= Information shown =

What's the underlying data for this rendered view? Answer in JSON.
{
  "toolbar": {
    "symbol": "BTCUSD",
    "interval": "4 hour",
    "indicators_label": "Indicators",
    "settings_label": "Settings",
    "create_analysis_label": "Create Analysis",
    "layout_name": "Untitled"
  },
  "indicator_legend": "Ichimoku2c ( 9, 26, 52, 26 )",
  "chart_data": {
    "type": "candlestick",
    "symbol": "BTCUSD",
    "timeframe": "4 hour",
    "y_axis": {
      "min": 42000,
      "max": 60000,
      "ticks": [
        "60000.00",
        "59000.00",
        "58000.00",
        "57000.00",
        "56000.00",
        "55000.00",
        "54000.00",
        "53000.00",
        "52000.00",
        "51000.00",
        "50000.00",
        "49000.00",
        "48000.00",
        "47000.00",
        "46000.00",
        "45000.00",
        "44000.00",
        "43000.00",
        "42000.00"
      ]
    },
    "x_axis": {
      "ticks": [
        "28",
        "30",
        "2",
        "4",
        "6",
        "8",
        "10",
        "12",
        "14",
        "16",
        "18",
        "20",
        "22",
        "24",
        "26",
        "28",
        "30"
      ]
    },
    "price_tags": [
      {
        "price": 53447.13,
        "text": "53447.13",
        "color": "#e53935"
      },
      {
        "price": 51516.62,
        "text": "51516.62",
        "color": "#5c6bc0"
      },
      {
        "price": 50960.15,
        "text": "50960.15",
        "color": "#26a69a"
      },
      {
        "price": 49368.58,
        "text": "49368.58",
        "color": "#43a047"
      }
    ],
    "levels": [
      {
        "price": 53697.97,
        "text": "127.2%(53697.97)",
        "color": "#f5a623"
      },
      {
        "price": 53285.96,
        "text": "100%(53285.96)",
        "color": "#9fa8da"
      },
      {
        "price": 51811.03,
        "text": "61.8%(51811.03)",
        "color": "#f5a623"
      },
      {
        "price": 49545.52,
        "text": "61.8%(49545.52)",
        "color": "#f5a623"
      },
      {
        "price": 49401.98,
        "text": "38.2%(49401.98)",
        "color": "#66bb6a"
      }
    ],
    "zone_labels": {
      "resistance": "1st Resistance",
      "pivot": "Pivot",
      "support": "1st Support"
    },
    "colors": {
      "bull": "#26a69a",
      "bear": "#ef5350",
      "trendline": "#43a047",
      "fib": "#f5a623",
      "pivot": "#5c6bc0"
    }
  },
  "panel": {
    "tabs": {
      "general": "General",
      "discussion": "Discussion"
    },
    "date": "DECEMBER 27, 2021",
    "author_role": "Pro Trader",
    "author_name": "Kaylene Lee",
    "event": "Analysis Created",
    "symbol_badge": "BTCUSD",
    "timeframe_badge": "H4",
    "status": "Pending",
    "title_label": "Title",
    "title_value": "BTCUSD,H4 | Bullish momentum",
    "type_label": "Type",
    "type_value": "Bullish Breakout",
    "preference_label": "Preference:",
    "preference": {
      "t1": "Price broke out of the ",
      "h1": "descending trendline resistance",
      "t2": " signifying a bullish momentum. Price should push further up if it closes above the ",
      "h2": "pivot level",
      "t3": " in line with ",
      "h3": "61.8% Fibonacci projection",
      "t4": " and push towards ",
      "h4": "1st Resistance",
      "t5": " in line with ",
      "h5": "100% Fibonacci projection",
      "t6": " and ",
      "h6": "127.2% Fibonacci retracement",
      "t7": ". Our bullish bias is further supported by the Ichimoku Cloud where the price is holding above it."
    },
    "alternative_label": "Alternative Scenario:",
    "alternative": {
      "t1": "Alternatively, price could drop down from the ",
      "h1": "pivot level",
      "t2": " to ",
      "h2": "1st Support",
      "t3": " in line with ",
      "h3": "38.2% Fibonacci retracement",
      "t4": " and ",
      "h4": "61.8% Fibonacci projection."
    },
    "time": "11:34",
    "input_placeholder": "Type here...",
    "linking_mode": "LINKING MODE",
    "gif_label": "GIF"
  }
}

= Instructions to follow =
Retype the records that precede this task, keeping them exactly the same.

= Result of the task =
What's the underlying data for this rendered view? Answer in JSON.
{
  "toolbar": {
    "symbol": "BTCUSD",
    "interval": "4 hour",
    "indicators_label": "Indicators",
    "settings_label": "Settings",
    "create_analysis_label": "Create Analysis",
    "layout_name": "Untitled"
  },
  "indicator_legend": "Ichimoku2c ( 9, 26, 52, 26 )",
  "chart_data": {
    "type": "candlestick",
    "symbol": "BTCUSD",
    "timeframe": "4 hour",
    "y_axis": {
      "min": 42000,
      "max": 60000,
      "ticks": [
        "60000.00",
        "59000.00",
        "58000.00",
        "57000.00",
        "56000.00",
        "55000.00",
        "54000.00",
        "53000.00",
        "52000.00",
        "51000.00",
        "50000.00",
        "49000.00",
        "48000.00",
        "47000.00",
        "46000.00",
        "45000.00",
        "44000.00",
        "43000.00",
        "42000.00"
      ]
    },
    "x_axis": {
      "ticks": [
        "28",
        "30",
        "2",
        "4",
        "6",
        "8",
        "10",
        "12",
        "14",
        "16",
        "18",
        "20",
        "22",
        "24",
        "26",
        "28",
        "30"
      ]
    },
    "price_tags": [
      {
        "price": 53447.13,
        "text": "53447.13",
        "color": "#e53935"
      },
      {
        "price": 51516.62,
        "text": "51516.62",
        "color": "#5c6bc0"
      },
      {
        "price": 50960.15,
        "text": "50960.15",
        "color": "#26a69a"
      },
      {
        "price": 49368.58,
        "text": "49368.58",
        "color": "#43a047"
      }
    ],
    "levels": [
      {
        "price": 53697.97,
        "text": "127.2%(53697.97)",
        "color": "#f5a623"
      },
      {
        "price": 53285.96,
        "text": "100%(53285.96)",
        "color": "#9fa8da"
      },
      {
        "price": 51811.03,
        "text": "61.8%(51811.03)",
        "color": "#f5a623"
      },
      {
        "price": 49545.52,
        "text": "61.8%(49545.52)",
        "color": "#f5a623"
      },
      {
        "price": 49401.98,
        "text": "38.2%(49401.98)",
        "color": "#66bb6a"
      }
    ],
    "zone_labels": {
      "resistance": "1st Resistance",
      "pivot": "Pivot",
      "support": "1st Support"
    },
    "colors": {
      "bull": "#26a69a",
      "bear": "#ef5350",
      "trendline": "#43a047",
      "fib": "#f5a623",
      "pivot": "#5c6bc0"
    }
  },
  "panel": {
    "tabs": {
      "general": "General",
      "discussion": "Discussion"
    },
    "date": "DECEMBER 27, 2021",
    "author_role": "Pro Trader",
    "author_name": "Kaylene Lee",
    "event": "Analysis Created",
    "symbol_badge": "BTCUSD",
    "timeframe_badge": "H4",
    "status": "Pending",
    "title_label": "Title",
    "title_value": "BTCUSD,H4 | Bullish momentum",
    "type_label": "Type",
    "type_value": "Bullish Breakout",
    "preference_label": "Preference:",
    "preference": {
      "t1": "Price broke out of the ",
      "h1": "descending trendline resistance",
      "t2": " signifying a bullish momentum. Price should push further up if it closes above the ",
      "h2": "pivot level",
      "t3": " in line with ",
      "h3": "61.8% Fibonacci projection",
      "t4": " and push towards ",
      "h4": "1st Resistance",
      "t5": " in line with ",
      "h5": "100% Fibonacci projection",
      "t6": " and ",
      "h6": "127.2% Fibonacci retracement",
      "t7": ". Our bullish bias is further supported by the Ichimoku Cloud where the price is holding above it."
    },
    "alternative_label": "Alternative Scenario:",
    "alternative": {
      "t1": "Alternatively, price could drop down from the ",
      "h1": "pivot level",
      "t2": " to ",
      "h2": "1st Support",
      "t3": " in line with ",
      "h3": "38.2% Fibonacci retracement",
      "t4": " and ",
      "h4": "61.8% Fibonacci projection."
    },
    "time": "11:34",
    "input_placeholder": "Type here...",
    "linking_mode": "LINKING MODE",
    "gif_label": "GIF"
  }
}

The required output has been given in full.